START RECORDS FOR THIS TASK

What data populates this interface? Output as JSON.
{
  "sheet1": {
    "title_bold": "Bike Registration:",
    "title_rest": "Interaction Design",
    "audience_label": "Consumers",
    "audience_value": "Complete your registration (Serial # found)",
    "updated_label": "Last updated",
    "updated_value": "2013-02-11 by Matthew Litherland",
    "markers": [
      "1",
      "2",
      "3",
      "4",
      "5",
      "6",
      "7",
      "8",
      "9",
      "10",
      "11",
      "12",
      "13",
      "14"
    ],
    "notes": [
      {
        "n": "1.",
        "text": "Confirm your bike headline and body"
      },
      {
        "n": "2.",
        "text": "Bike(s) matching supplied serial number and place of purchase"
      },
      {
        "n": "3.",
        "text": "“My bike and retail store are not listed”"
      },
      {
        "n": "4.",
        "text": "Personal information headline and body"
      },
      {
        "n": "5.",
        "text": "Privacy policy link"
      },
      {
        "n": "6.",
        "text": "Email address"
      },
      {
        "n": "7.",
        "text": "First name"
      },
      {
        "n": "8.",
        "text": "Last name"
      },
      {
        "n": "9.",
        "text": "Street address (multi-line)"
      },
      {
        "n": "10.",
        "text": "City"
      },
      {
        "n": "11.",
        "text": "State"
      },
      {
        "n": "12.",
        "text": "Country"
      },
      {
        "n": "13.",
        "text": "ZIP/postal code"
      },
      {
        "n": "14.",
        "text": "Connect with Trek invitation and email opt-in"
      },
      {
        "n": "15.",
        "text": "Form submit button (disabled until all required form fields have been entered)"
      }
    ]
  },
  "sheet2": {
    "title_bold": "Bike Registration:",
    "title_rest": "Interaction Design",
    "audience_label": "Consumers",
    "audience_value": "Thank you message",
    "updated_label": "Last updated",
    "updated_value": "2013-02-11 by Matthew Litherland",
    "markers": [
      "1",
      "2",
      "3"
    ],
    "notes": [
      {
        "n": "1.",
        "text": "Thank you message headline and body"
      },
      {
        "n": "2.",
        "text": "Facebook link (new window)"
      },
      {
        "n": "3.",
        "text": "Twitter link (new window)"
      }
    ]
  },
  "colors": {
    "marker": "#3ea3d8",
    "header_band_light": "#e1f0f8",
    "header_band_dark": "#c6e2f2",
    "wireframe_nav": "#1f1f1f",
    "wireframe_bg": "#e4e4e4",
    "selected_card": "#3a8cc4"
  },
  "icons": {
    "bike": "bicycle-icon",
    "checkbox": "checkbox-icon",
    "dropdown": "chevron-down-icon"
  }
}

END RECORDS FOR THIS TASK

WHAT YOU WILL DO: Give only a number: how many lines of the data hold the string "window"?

YOUR SOLUTION: 2